Date of Award


Document Type

Masters Thesis

Degree Name

M. S.

Organizational Unit

Daniel Felix Ritchie School of Engineering and Computer Science, Mechanical and Materials Engineering

First Advisor

Kevin B. Shelburne

Second Advisor

Chadd W. Clary

Third Advisor

Dinah Loerke


Computational modeling, HSSR, In vitro, In vivo, Laxity, Range of motion


Computational modeling is a vital tool for understanding and evaluating healthy and unhealthy function of the musculoskeletal aspects of the human body. However, the accuracy of the musculoskeletal models depends significantly on the accuracy of the input data used to calibrate various behavioral parameters of the model. To date, most computational models have been built using generic in vitro data, mostly because of a lack of accurate and meaningful datasets from in vivo testing. The next major step in computational modeling is to create subject-specific computational models using calibration data taken from in vivo testing. The overall goal was to develop custom devices that when combined with high-speed stereo radiography (HSSR) techniques allow the measurement of in vivo subject data for use in the calibration of computational models. A leg press, and a knee laxity apparatus, were designed, built, and validated for use with HSSR for in vivo subject-specific data collection.

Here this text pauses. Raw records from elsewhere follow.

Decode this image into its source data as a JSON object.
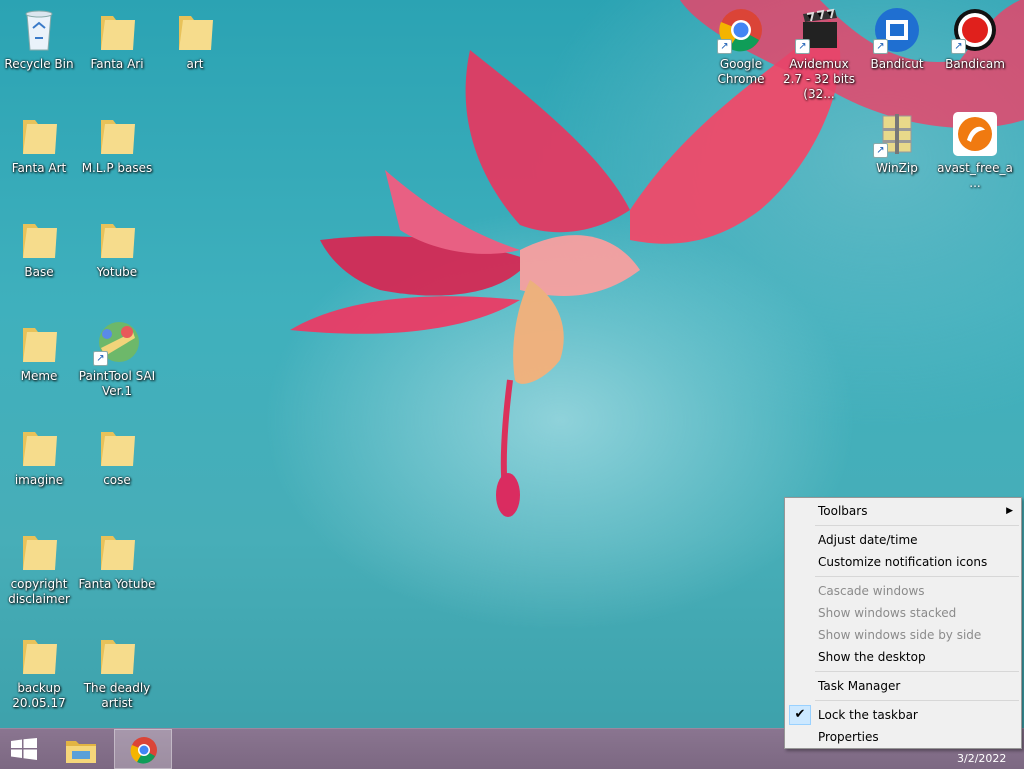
{
  "desktop": {
    "icons": [
      {
        "label": "Recycle Bin",
        "icon": "recycle-bin-icon"
      },
      {
        "label": "Fanta Ari",
        "icon": "folder-icon"
      },
      {
        "label": "art",
        "icon": "folder-icon"
      },
      {
        "label": "Fanta Art",
        "icon": "folder-icon"
      },
      {
        "label": "M.L.P bases",
        "icon": "folder-icon"
      },
      {
        "label": "Base",
        "icon": "folder-icon"
      },
      {
        "label": "Yotube",
        "icon": "folder-icon"
      },
      {
        "label": "Meme",
        "icon": "folder-icon"
      },
      {
        "label": "PaintTool SAI Ver.1",
        "icon": "painttool-sai-icon"
      },
      {
        "label": "imagine",
        "icon": "folder-icon"
      },
      {
        "label": "cose",
        "icon": "folder-icon"
      },
      {
        "label": "copyright disclaimer",
        "icon": "folder-icon"
      },
      {
        "label": "Fanta Yotube",
        "icon": "folder-icon"
      },
      {
        "label": "backup 20.05.17",
        "icon": "folder-icon"
      },
      {
        "label": "The deadly artist",
        "icon": "folder-icon"
      },
      {
        "label": "Google Chrome",
        "icon": "chrome-icon"
      },
      {
        "label": "Avidemux 2.7 - 32 bits (32...",
        "icon": "avidemux-icon"
      },
      {
        "label": "Bandicut",
        "icon": "bandicut-icon"
      },
      {
        "label": "Bandicam",
        "icon": "bandicam-icon"
      },
      {
        "label": "WinZip",
        "icon": "winzip-icon"
      },
      {
        "label": "avast_free_a...",
        "icon": "avast-icon"
      }
    ]
  },
  "context_menu": {
    "toolbars": "Toolbars",
    "adjust_datetime": "Adjust date/time",
    "customize_notification": "Customize notification icons",
    "cascade": "Cascade windows",
    "stacked": "Show windows stacked",
    "side_by_side": "Show windows side by side",
    "show_desktop": "Show the desktop",
    "task_manager": "Task Manager",
    "lock_taskbar": "Lock the taskbar",
    "properties": "Properties",
    "check_mark": "✔",
    "submenu_arrow": "▶"
  },
  "taskbar": {
    "date": "3/2/2022",
    "start_icon": "windows-logo-icon",
    "explorer_icon": "file-explorer-icon",
    "chrome_icon": "chrome-icon"
  },
  "colors": {
    "taskbar": "#7c6882",
    "menu_bg": "#f0f0f0",
    "checked_bg": "#cce8ff",
    "folder": "#f3d57f"
  }
}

Publication Statement

Copyright is held by the author. User is responsible for all copyright compliance.

Rights Holder

Thor Erik Andreassen


Received from ProQuest

File Format




File Size

171 p.


Biomechanics, Biomedical engineering, Mechanical engineering